### Dataset entries

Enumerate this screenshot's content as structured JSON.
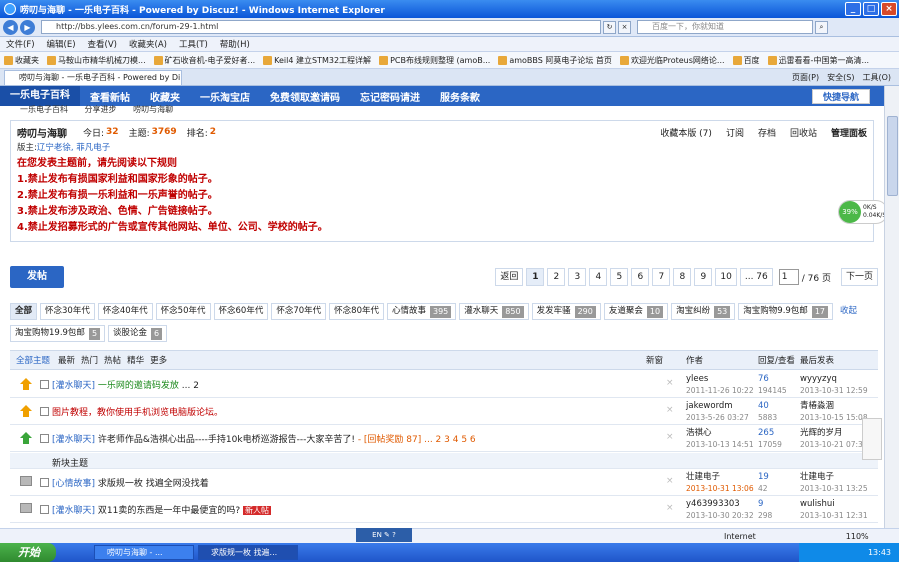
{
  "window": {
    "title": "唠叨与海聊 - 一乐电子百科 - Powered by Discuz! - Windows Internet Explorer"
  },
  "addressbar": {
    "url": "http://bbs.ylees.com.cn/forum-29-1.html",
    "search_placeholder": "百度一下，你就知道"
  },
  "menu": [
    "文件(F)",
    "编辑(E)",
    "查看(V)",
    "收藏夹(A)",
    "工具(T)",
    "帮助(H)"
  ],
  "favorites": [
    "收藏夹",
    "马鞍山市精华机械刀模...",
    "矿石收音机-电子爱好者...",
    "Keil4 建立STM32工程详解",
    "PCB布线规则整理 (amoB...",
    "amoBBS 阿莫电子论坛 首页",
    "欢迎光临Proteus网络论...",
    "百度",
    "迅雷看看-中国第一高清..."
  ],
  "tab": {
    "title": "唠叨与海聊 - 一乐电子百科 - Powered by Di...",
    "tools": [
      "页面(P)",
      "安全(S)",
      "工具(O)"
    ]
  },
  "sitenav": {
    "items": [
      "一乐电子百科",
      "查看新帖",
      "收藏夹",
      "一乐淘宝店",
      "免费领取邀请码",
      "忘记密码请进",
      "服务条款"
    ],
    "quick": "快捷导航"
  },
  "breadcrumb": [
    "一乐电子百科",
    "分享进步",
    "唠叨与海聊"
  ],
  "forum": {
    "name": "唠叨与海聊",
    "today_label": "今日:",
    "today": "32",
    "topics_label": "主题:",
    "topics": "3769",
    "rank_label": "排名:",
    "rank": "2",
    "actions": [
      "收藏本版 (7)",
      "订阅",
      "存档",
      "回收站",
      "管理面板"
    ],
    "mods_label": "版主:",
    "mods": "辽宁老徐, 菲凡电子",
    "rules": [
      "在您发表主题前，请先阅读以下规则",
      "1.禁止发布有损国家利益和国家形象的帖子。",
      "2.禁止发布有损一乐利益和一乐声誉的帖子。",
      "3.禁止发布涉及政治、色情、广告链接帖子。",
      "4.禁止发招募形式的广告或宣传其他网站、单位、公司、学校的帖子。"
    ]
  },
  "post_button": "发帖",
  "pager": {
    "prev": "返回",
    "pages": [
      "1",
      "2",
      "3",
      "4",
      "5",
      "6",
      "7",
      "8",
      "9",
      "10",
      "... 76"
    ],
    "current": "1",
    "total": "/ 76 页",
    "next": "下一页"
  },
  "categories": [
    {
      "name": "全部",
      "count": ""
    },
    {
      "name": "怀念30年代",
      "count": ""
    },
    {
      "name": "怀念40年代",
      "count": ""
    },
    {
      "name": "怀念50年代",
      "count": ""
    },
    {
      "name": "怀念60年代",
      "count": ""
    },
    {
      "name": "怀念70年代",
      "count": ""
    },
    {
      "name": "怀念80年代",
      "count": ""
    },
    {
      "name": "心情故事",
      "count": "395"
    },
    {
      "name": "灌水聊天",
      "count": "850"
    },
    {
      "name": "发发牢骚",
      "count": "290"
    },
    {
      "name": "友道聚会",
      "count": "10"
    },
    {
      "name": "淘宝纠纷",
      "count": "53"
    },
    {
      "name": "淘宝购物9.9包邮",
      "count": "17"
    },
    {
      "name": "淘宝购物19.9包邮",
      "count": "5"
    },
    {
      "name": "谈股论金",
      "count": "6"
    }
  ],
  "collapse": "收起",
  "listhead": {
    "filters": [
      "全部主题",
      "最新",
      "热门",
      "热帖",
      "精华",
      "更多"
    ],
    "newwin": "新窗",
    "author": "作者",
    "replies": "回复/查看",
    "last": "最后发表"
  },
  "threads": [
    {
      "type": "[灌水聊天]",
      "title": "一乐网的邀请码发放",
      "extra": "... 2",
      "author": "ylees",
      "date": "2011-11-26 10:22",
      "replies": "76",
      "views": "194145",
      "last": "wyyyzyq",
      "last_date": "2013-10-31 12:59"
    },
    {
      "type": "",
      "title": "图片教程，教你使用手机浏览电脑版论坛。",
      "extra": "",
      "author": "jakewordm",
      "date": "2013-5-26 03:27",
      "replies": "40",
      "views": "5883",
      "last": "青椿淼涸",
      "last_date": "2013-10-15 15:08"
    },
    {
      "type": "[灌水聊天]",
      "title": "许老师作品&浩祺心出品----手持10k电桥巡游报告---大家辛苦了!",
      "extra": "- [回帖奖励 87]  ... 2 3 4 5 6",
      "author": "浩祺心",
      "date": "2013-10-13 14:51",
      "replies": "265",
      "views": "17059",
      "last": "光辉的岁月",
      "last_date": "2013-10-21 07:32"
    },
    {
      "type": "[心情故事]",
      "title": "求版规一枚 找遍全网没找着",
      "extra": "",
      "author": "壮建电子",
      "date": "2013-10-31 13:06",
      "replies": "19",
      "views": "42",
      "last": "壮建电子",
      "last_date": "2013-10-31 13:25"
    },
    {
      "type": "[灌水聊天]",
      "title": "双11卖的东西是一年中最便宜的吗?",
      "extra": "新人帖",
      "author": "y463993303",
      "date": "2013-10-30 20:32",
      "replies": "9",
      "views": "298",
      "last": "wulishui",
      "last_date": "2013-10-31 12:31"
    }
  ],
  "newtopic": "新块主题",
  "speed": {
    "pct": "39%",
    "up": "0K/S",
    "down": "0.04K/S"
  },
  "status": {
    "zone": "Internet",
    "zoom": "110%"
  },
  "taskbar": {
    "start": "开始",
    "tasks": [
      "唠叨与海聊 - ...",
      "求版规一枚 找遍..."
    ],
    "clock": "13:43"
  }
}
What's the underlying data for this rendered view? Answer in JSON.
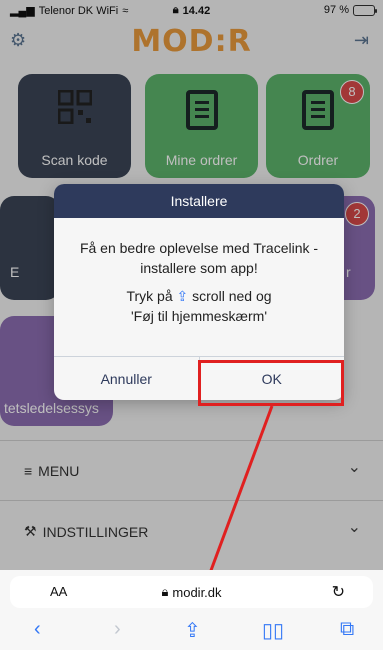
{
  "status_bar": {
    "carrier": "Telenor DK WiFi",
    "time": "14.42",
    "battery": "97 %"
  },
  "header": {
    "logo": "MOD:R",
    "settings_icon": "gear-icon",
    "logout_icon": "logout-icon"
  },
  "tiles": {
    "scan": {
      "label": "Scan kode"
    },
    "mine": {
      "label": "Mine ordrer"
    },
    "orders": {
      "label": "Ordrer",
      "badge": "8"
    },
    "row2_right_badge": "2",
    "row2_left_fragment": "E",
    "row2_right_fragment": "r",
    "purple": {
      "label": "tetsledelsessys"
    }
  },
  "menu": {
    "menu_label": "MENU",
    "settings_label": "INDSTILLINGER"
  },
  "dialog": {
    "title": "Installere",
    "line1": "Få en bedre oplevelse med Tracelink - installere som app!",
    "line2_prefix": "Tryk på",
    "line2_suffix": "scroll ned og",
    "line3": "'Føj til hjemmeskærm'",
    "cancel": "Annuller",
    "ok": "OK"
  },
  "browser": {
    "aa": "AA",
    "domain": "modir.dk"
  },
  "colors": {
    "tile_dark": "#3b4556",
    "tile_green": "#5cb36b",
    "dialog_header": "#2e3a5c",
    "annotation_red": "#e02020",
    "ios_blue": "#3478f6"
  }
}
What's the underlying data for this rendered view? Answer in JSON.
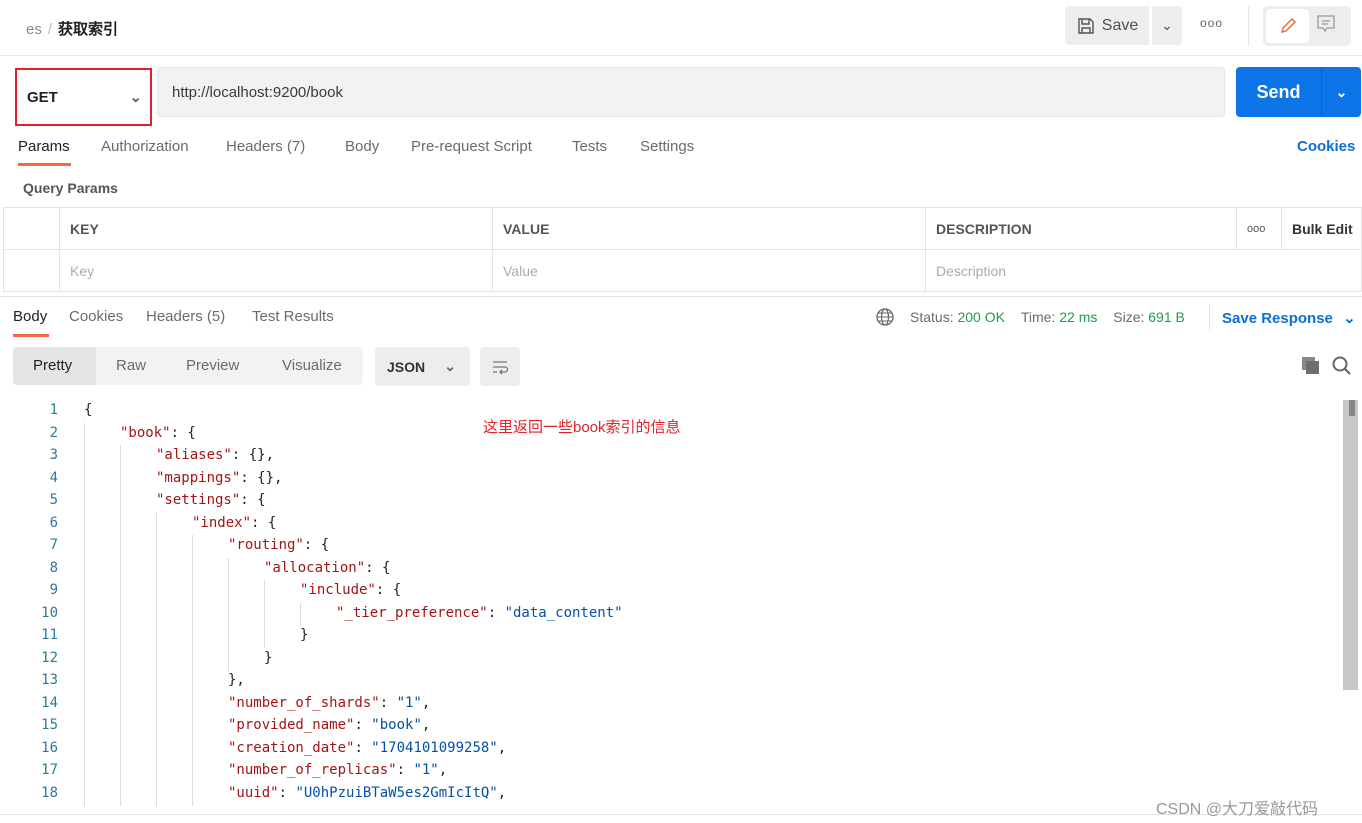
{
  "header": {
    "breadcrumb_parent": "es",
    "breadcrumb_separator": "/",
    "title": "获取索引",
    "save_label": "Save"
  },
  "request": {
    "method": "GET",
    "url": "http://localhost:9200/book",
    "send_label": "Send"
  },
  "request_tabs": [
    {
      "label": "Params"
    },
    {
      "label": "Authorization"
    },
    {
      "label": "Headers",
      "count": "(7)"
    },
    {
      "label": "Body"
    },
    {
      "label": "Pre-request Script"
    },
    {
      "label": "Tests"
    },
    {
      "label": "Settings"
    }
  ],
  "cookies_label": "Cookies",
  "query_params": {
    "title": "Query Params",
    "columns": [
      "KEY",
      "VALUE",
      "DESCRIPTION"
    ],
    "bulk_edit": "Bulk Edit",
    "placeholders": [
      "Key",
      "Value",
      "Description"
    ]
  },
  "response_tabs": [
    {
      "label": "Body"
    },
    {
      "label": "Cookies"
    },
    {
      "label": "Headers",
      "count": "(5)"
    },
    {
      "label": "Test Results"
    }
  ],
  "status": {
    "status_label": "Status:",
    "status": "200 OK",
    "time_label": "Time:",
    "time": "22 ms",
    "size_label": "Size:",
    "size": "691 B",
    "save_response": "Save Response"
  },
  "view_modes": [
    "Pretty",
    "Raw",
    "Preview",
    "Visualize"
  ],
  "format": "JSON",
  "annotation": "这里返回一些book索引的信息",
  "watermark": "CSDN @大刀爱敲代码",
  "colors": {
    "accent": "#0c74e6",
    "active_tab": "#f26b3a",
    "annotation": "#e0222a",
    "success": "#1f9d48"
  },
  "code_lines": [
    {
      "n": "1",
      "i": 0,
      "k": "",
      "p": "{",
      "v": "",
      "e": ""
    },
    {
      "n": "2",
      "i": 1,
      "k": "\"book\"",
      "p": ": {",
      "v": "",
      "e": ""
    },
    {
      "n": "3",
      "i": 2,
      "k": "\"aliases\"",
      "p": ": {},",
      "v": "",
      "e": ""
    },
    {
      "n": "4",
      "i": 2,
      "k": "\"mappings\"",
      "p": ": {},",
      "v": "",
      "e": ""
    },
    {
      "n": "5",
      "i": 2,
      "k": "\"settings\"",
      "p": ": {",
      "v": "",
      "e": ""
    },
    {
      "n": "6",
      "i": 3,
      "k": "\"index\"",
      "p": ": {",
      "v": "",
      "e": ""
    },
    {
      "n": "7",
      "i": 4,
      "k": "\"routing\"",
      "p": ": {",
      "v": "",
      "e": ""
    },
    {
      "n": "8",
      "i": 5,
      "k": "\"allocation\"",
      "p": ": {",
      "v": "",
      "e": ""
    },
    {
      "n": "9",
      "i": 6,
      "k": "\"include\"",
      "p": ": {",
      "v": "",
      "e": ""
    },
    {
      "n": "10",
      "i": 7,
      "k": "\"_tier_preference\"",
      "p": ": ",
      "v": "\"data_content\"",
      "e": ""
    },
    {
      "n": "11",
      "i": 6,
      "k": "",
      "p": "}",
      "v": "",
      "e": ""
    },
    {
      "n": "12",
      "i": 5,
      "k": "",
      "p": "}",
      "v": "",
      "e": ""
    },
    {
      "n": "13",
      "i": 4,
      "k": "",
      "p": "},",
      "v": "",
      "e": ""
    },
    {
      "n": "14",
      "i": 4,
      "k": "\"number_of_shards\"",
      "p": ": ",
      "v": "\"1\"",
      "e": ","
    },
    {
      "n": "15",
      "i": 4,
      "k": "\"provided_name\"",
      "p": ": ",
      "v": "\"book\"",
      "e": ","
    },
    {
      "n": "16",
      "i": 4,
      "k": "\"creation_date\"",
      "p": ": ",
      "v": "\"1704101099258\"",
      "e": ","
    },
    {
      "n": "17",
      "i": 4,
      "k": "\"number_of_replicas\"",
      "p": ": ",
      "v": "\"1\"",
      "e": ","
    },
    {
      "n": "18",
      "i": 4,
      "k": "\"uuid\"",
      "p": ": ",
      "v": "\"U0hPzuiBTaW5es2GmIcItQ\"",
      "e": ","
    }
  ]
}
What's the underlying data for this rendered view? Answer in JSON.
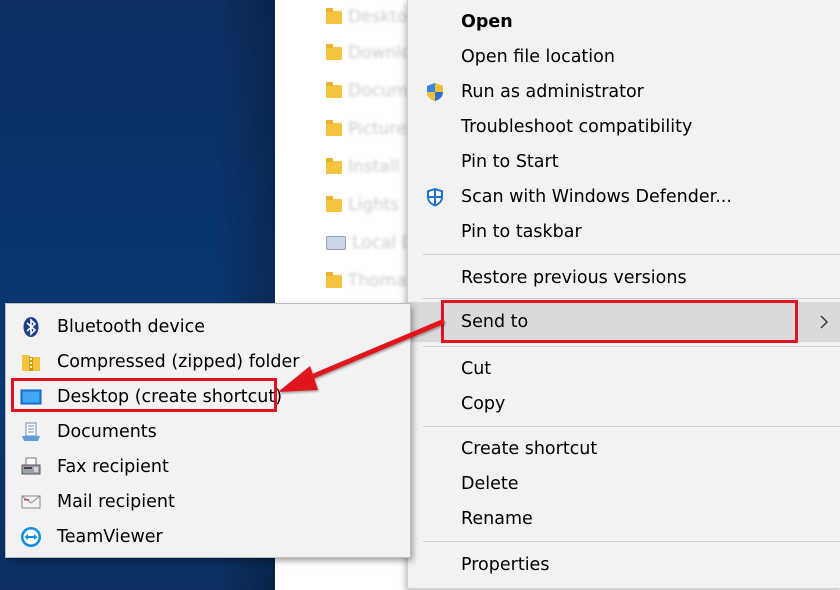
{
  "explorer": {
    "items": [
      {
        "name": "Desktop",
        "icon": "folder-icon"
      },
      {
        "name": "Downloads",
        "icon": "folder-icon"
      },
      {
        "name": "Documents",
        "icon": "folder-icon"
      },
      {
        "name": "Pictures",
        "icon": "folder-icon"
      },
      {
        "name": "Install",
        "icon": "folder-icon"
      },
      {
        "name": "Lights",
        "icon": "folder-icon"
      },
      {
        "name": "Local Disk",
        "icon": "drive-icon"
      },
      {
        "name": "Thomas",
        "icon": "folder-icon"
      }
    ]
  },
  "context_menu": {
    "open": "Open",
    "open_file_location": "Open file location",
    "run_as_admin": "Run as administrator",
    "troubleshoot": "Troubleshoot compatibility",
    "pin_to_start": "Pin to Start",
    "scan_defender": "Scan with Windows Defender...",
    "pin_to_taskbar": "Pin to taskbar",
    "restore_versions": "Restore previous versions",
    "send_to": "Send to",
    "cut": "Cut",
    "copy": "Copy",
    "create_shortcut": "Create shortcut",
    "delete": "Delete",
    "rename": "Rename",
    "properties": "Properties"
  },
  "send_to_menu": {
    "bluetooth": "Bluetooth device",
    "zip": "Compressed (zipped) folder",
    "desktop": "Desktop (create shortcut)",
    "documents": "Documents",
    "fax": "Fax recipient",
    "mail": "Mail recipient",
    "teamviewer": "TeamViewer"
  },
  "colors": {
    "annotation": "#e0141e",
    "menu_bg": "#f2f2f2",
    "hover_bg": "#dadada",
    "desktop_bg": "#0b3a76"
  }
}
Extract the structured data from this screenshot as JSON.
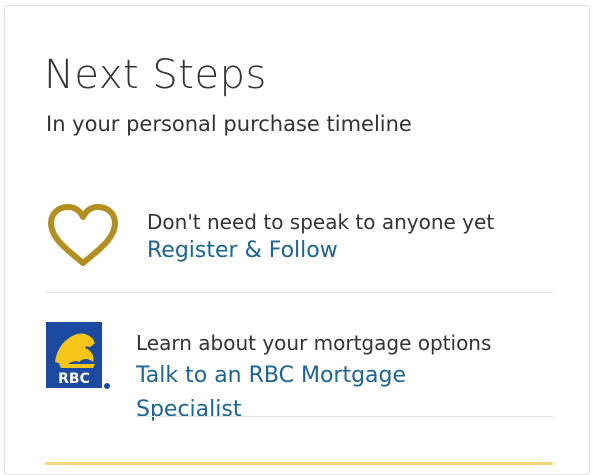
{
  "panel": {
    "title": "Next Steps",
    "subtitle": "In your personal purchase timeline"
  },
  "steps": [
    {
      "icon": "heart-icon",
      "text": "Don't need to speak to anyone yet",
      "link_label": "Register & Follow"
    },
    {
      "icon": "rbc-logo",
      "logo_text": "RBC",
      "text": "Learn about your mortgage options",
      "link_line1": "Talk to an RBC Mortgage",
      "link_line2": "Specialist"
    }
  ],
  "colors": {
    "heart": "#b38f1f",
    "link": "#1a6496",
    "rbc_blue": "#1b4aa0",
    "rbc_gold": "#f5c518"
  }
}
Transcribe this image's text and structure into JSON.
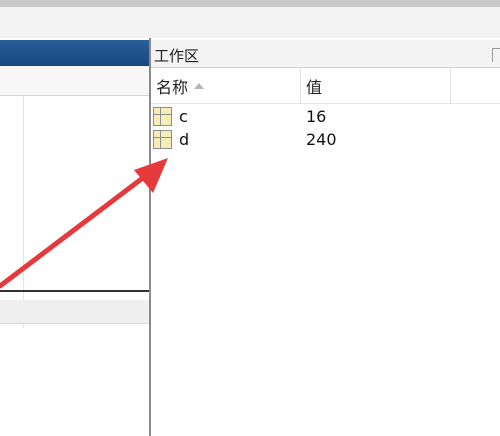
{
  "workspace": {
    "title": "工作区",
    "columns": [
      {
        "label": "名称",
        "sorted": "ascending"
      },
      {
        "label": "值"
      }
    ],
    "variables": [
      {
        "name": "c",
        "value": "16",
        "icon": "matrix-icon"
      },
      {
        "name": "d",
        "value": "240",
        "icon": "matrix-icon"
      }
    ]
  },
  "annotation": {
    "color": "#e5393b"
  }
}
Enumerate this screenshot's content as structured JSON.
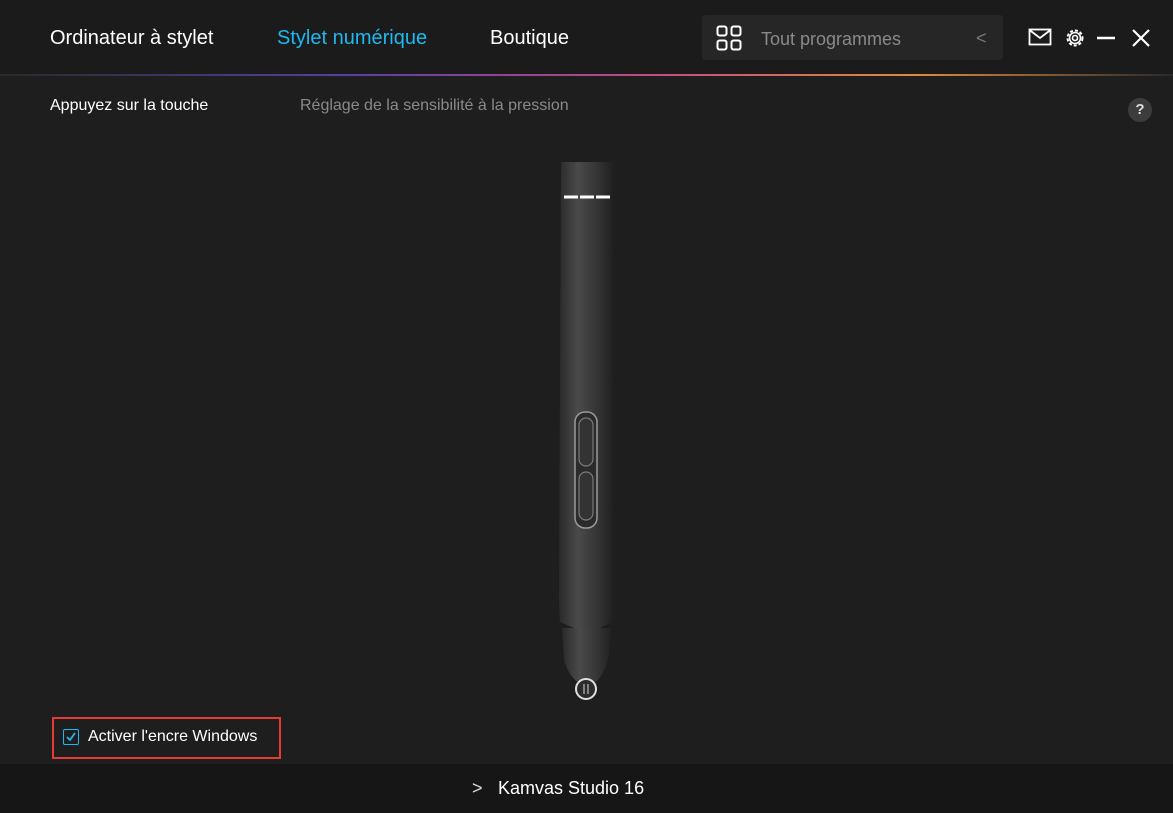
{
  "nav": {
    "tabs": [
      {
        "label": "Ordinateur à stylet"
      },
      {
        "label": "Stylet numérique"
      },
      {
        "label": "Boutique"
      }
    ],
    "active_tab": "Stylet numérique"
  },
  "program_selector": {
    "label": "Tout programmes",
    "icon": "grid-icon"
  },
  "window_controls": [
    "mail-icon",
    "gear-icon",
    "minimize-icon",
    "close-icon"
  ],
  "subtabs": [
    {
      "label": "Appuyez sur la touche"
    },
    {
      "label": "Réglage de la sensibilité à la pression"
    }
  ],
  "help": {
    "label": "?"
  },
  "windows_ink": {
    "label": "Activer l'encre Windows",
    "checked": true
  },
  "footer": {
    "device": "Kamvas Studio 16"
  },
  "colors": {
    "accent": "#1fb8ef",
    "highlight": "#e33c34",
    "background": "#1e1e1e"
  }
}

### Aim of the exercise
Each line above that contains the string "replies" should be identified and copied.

### Task solution
    "replies": "回复/查看",
      "replies": "76",
      "replies": "40",
      "replies": "265",
      "replies": "19",
      "replies": "9",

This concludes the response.